**Exercise requirements**:
If a line in the records below contains the word "subtitle", copy it.

──────── Stored data

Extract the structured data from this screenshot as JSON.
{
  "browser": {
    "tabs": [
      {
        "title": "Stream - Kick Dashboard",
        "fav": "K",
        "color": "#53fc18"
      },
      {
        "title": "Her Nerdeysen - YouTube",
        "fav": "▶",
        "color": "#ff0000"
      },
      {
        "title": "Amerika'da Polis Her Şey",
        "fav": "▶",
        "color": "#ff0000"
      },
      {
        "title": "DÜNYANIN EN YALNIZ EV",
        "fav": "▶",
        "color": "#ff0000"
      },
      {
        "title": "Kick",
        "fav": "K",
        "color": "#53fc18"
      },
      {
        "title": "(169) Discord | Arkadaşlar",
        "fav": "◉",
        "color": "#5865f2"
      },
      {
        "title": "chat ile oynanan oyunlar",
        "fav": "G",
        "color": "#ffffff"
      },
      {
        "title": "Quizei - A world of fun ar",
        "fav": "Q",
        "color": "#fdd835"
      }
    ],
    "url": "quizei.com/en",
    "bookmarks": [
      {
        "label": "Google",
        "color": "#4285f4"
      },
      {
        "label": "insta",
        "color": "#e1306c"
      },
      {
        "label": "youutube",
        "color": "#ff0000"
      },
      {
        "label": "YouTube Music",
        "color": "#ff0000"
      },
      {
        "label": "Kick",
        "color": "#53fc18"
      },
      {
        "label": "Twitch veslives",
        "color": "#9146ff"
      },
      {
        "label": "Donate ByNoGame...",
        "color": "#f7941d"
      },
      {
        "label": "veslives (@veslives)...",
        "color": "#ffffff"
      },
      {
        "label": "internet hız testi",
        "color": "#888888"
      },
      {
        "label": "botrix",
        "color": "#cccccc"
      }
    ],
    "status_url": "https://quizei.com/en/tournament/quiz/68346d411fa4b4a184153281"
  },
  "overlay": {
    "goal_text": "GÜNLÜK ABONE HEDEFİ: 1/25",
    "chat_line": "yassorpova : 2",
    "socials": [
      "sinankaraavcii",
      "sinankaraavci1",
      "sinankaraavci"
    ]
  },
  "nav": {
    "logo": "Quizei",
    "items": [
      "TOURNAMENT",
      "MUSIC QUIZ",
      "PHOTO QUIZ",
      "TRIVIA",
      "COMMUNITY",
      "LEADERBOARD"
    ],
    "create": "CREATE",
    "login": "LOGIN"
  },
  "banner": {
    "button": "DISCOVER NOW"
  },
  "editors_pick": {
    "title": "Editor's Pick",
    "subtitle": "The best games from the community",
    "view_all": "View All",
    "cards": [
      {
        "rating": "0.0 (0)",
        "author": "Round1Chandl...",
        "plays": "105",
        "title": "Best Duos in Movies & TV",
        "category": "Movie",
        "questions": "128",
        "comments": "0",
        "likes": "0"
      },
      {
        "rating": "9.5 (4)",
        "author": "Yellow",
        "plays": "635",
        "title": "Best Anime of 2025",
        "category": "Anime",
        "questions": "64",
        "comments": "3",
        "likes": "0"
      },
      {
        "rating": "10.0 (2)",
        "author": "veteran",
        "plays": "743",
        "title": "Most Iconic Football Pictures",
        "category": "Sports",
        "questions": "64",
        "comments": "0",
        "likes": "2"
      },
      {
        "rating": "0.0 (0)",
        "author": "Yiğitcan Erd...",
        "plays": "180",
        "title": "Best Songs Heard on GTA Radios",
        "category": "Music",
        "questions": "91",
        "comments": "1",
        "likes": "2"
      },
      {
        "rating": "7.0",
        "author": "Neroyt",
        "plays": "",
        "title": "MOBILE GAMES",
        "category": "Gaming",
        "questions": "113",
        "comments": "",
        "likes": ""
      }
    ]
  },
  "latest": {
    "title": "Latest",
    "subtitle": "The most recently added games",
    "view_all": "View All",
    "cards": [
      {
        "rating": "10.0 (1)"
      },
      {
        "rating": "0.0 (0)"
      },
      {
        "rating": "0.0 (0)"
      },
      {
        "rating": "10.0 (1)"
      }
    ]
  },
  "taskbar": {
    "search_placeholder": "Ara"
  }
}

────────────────

**Your solution**:
    "subtitle": "The best games from the community",
    "subtitle": "The most recently added games",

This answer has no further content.